═══ Extracted material ═══

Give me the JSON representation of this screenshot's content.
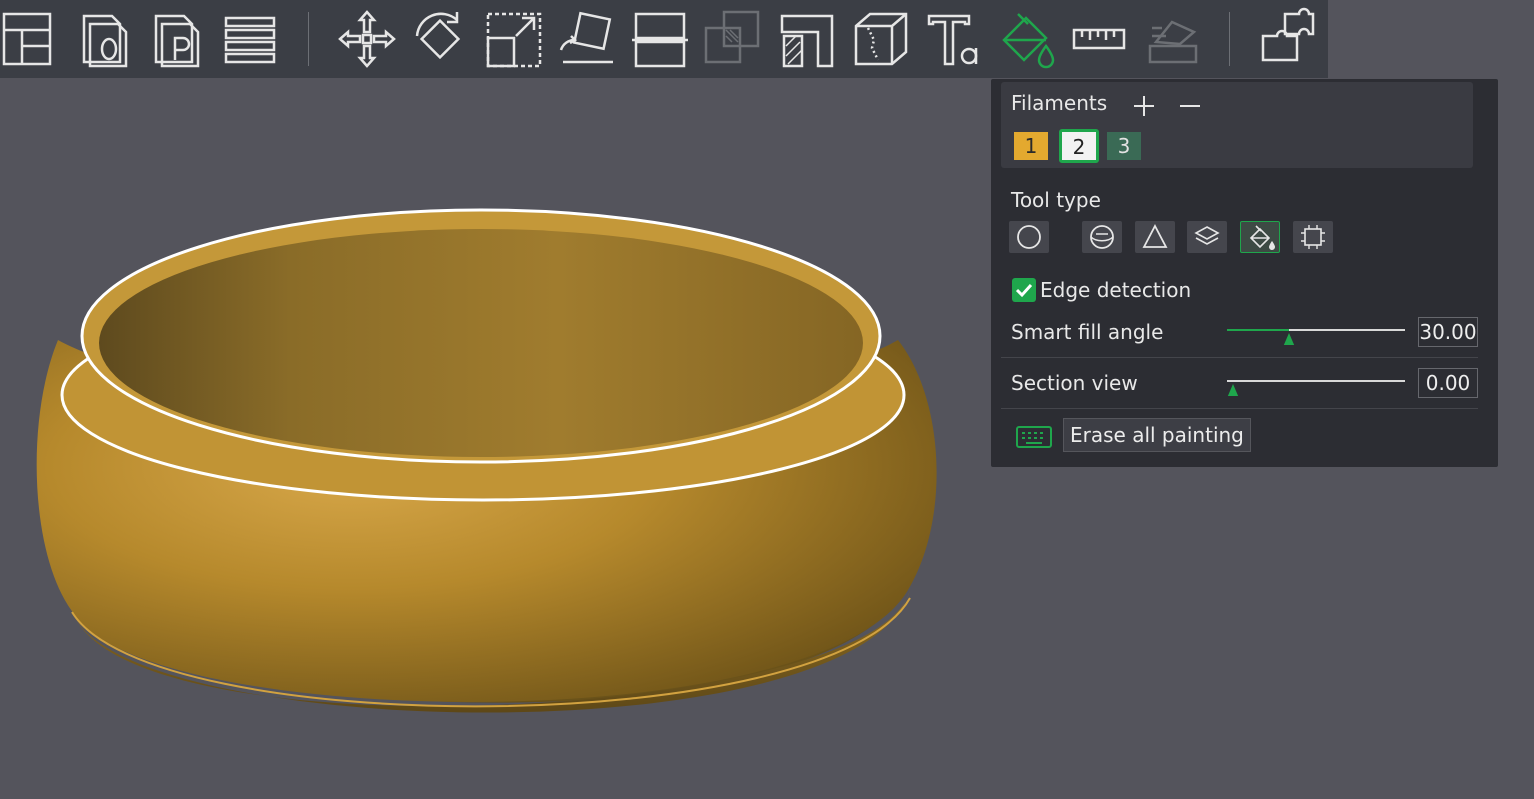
{
  "toolbar": {
    "icons": [
      "layout-icon",
      "object-list-icon",
      "plate-icon",
      "layers-icon",
      "move-icon",
      "rotate-icon",
      "scale-icon",
      "lay-on-face-icon",
      "cut-icon",
      "boolean-icon",
      "support-painting-icon",
      "seam-painting-icon",
      "text-icon",
      "color-painting-icon",
      "measure-icon",
      "assembly-icon",
      "assembly-view-icon"
    ]
  },
  "panel": {
    "filaments": {
      "label": "Filaments",
      "add": "+",
      "remove": "—",
      "chips": [
        {
          "label": "1",
          "color": "#e3a92f"
        },
        {
          "label": "2",
          "color": "#f2f2f2",
          "selected": true
        },
        {
          "label": "3",
          "color": "#3a6a55"
        }
      ]
    },
    "tool_type": {
      "label": "Tool type",
      "tools": [
        "circle-brush-icon",
        "sphere-brush-icon",
        "triangle-brush-icon",
        "height-range-icon",
        "fill-bucket-icon",
        "gap-fill-icon"
      ],
      "selected": "fill-bucket-icon"
    },
    "edge_detection": {
      "label": "Edge detection",
      "checked": true
    },
    "smart_fill_angle": {
      "label": "Smart fill angle",
      "value": "30.00"
    },
    "section_view": {
      "label": "Section view",
      "value": "0.00"
    },
    "erase_button": "Erase all painting"
  },
  "colors": {
    "accent": "#1fa64c",
    "model": "#c99a34",
    "background": "#54545c"
  }
}
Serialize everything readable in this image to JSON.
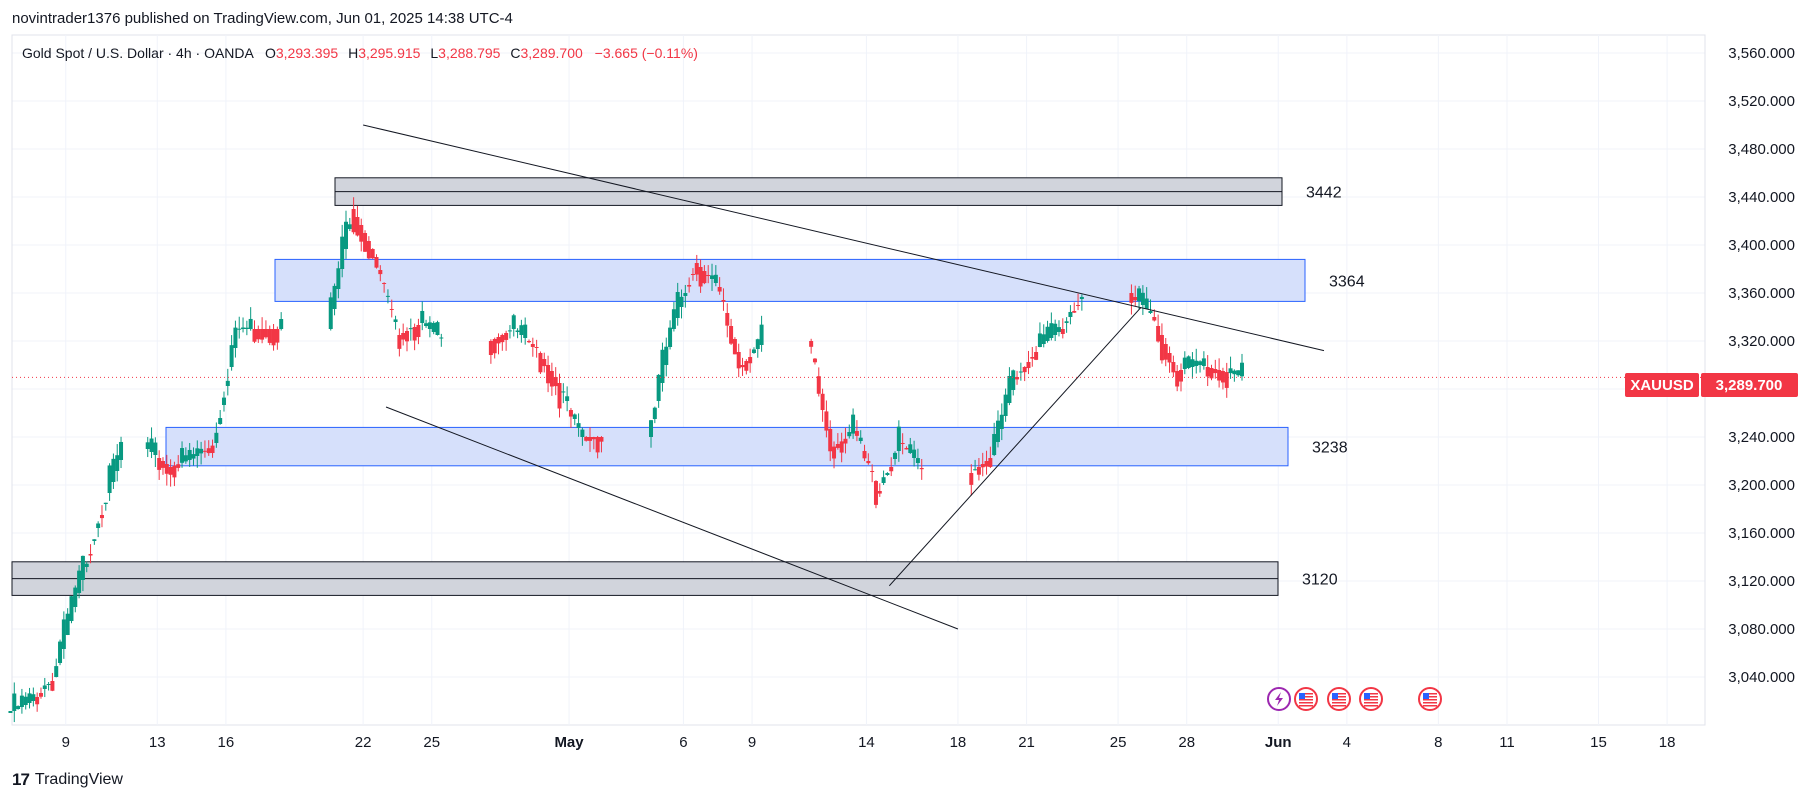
{
  "header": {
    "published": "novintrader1376 published on TradingView.com, Jun 01, 2025 14:38 UTC-4"
  },
  "footer": {
    "brand": "TradingView",
    "brand_mark": "17"
  },
  "legend": {
    "symbol": "Gold Spot / U.S. Dollar · 4h · OANDA",
    "open_label": "O",
    "open": "3,293.395",
    "high_label": "H",
    "high": "3,295.915",
    "low_label": "L",
    "low": "3,288.795",
    "close_label": "C",
    "close": "3,289.700",
    "change": "−3.665 (−0.11%)"
  },
  "price_tag": {
    "symbol": "XAUUSD",
    "price": "3,289.700"
  },
  "events": {
    "icons": [
      "lightning-icon",
      "us-flag-icon",
      "us-flag-icon",
      "us-flag-icon",
      "us-flag-icon"
    ]
  },
  "colors": {
    "up": "#089981",
    "down": "#f23645",
    "grid": "#f0f3fa",
    "blue_zone": "#d6e0fb",
    "blue_border": "#2962ff",
    "gray_zone": "#d1d4dc",
    "trendline": "#131722",
    "price_tag": "#f23645"
  },
  "chart_data": {
    "type": "candlestick",
    "title": "Gold Spot / U.S. Dollar · 4h · OANDA",
    "ylim": [
      3000,
      3575
    ],
    "y_ticks": [
      "3,560.000",
      "3,520.000",
      "3,480.000",
      "3,440.000",
      "3,400.000",
      "3,360.000",
      "3,320.000",
      "3,280.000",
      "3,240.000",
      "3,200.000",
      "3,160.000",
      "3,120.000",
      "3,080.000",
      "3,040.000"
    ],
    "x_ticks": [
      "9",
      "13",
      "16",
      "22",
      "25",
      "May",
      "6",
      "9",
      "14",
      "18",
      "21",
      "25",
      "28",
      "Jun",
      "4",
      "8",
      "11",
      "15",
      "18"
    ],
    "last_price": 3289.7,
    "zones": [
      {
        "label": "3442",
        "type": "resistance",
        "from": 3433,
        "to": 3456
      },
      {
        "label": "3364",
        "type": "resistance",
        "from": 3353,
        "to": 3388
      },
      {
        "label": "3238",
        "type": "support",
        "from": 3216,
        "to": 3248
      },
      {
        "label": "3120",
        "type": "support",
        "from": 3108,
        "to": 3136
      }
    ],
    "trendlines": [
      {
        "name": "upper-falling",
        "from": [
          "Apr 22",
          3500
        ],
        "to": [
          "Jun 3",
          3312
        ]
      },
      {
        "name": "lower-falling",
        "from": [
          "Apr 23",
          3265
        ],
        "to": [
          "May 18",
          3080
        ]
      },
      {
        "name": "rising-support",
        "from": [
          "May 15",
          3116
        ],
        "to": [
          "May 26",
          3348
        ]
      }
    ],
    "series": [
      {
        "name": "close",
        "x": [
          "Apr 7",
          "Apr 8",
          "Apr 9",
          "Apr 10",
          "Apr 11",
          "Apr 13",
          "Apr 14",
          "Apr 15",
          "Apr 16",
          "Apr 17",
          "Apr 18",
          "Apr 21",
          "Apr 22",
          "Apr 23",
          "Apr 24",
          "Apr 25",
          "Apr 28",
          "Apr 29",
          "Apr 30",
          "May 1",
          "May 2",
          "May 5",
          "May 6",
          "May 7",
          "May 8",
          "May 9",
          "May 12",
          "May 13",
          "May 14",
          "May 15",
          "May 16",
          "May 19",
          "May 20",
          "May 21",
          "May 22",
          "May 23",
          "May 26",
          "May 27",
          "May 28",
          "May 29",
          "May 30"
        ],
        "values": [
          3020,
          3040,
          3110,
          3175,
          3230,
          3215,
          3222,
          3235,
          3330,
          3330,
          3330,
          3430,
          3390,
          3325,
          3335,
          3320,
          3330,
          3315,
          3285,
          3240,
          3240,
          3330,
          3385,
          3365,
          3300,
          3320,
          3232,
          3245,
          3195,
          3235,
          3210,
          3225,
          3290,
          3315,
          3330,
          3360,
          3340,
          3295,
          3300,
          3295,
          3289.7
        ]
      }
    ]
  }
}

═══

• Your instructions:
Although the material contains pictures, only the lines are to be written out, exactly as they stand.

• Answer section:
Give me the JSON representation of this screenshot's content.
{
  "toolbar": {
    "icons": [
      "layout-icon",
      "object-list-icon",
      "plate-icon",
      "layers-icon",
      "move-icon",
      "rotate-icon",
      "scale-icon",
      "lay-on-face-icon",
      "cut-icon",
      "boolean-icon",
      "support-painting-icon",
      "seam-painting-icon",
      "text-icon",
      "color-painting-icon",
      "measure-icon",
      "assembly-icon",
      "assembly-view-icon"
    ]
  },
  "panel": {
    "filaments": {
      "label": "Filaments",
      "add": "+",
      "remove": "—",
      "chips": [
        {
          "label": "1",
          "color": "#e3a92f"
        },
        {
          "label": "2",
          "color": "#f2f2f2",
          "selected": true
        },
        {
          "label": "3",
          "color": "#3a6a55"
        }
      ]
    },
    "tool_type": {
      "label": "Tool type",
      "tools": [
        "circle-brush-icon",
        "sphere-brush-icon",
        "triangle-brush-icon",
        "height-range-icon",
        "fill-bucket-icon",
        "gap-fill-icon"
      ],
      "selected": "fill-bucket-icon"
    },
    "edge_detection": {
      "label": "Edge detection",
      "checked": true
    },
    "smart_fill_angle": {
      "label": "Smart fill angle",
      "value": "30.00"
    },
    "section_view": {
      "label": "Section view",
      "value": "0.00"
    },
    "erase_button": "Erase all painting"
  },
  "colors": {
    "accent": "#1fa64c",
    "model": "#c99a34",
    "background": "#54545c"
  }
}
Serialize everything readable in this image to JSON.
{
  "header": {
    "published": "novintrader1376 published on TradingView.com, Jun 01, 2025 14:38 UTC-4"
  },
  "footer": {
    "brand": "TradingView",
    "brand_mark": "17"
  },
  "legend": {
    "symbol": "Gold Spot / U.S. Dollar · 4h · OANDA",
    "open_label": "O",
    "open": "3,293.395",
    "high_label": "H",
    "high": "3,295.915",
    "low_label": "L",
    "low": "3,288.795",
    "close_label": "C",
    "close": "3,289.700",
    "change": "−3.665 (−0.11%)"
  },
  "price_tag": {
    "symbol": "XAUUSD",
    "price": "3,289.700"
  },
  "events": {
    "icons": [
      "lightning-icon",
      "us-flag-icon",
      "us-flag-icon",
      "us-flag-icon",
      "us-flag-icon"
    ]
  },
  "colors": {
    "up": "#089981",
    "down": "#f23645",
    "grid": "#f0f3fa",
    "blue_zone": "#d6e0fb",
    "blue_border": "#2962ff",
    "gray_zone": "#d1d4dc",
    "trendline": "#131722",
    "price_tag": "#f23645"
  },
  "chart_data": {
    "type": "candlestick",
    "title": "Gold Spot / U.S. Dollar · 4h · OANDA",
    "ylim": [
      3000,
      3575
    ],
    "y_ticks": [
      "3,560.000",
      "3,520.000",
      "3,480.000",
      "3,440.000",
      "3,400.000",
      "3,360.000",
      "3,320.000",
      "3,280.000",
      "3,240.000",
      "3,200.000",
      "3,160.000",
      "3,120.000",
      "3,080.000",
      "3,040.000"
    ],
    "x_ticks": [
      "9",
      "13",
      "16",
      "22",
      "25",
      "May",
      "6",
      "9",
      "14",
      "18",
      "21",
      "25",
      "28",
      "Jun",
      "4",
      "8",
      "11",
      "15",
      "18"
    ],
    "last_price": 3289.7,
    "zones": [
      {
        "label": "3442",
        "type": "resistance",
        "from": 3433,
        "to": 3456
      },
      {
        "label": "3364",
        "type": "resistance",
        "from": 3353,
        "to": 3388
      },
      {
        "label": "3238",
        "type": "support",
        "from": 3216,
        "to": 3248
      },
      {
        "label": "3120",
        "type": "support",
        "from": 3108,
        "to": 3136
      }
    ],
    "trendlines": [
      {
        "name": "upper-falling",
        "from": [
          "Apr 22",
          3500
        ],
        "to": [
          "Jun 3",
          3312
        ]
      },
      {
        "name": "lower-falling",
        "from": [
          "Apr 23",
          3265
        ],
        "to": [
          "May 18",
          3080
        ]
      },
      {
        "name": "rising-support",
        "from": [
          "May 15",
          3116
        ],
        "to": [
          "May 26",
          3348
        ]
      }
    ],
    "series": [
      {
        "name": "close",
        "x": [
          "Apr 7",
          "Apr 8",
          "Apr 9",
          "Apr 10",
          "Apr 11",
          "Apr 13",
          "Apr 14",
          "Apr 15",
          "Apr 16",
          "Apr 17",
          "Apr 18",
          "Apr 21",
          "Apr 22",
          "Apr 23",
          "Apr 24",
          "Apr 25",
          "Apr 28",
          "Apr 29",
          "Apr 30",
          "May 1",
          "May 2",
          "May 5",
          "May 6",
          "May 7",
          "May 8",
          "May 9",
          "May 12",
          "May 13",
          "May 14",
          "May 15",
          "May 16",
          "May 19",
          "May 20",
          "May 21",
          "May 22",
          "May 23",
          "May 26",
          "May 27",
          "May 28",
          "May 29",
          "May 30"
        ],
        "values": [
          3020,
          3040,
          3110,
          3175,
          3230,
          3215,
          3222,
          3235,
          3330,
          3330,
          3330,
          3430,
          3390,
          3325,
          3335,
          3320,
          3330,
          3315,
          3285,
          3240,
          3240,
          3330,
          3385,
          3365,
          3300,
          3320,
          3232,
          3245,
          3195,
          3235,
          3210,
          3225,
          3290,
          3315,
          3330,
          3360,
          3340,
          3295,
          3300,
          3295,
          3289.7
        ]
      }
    ]
  }
}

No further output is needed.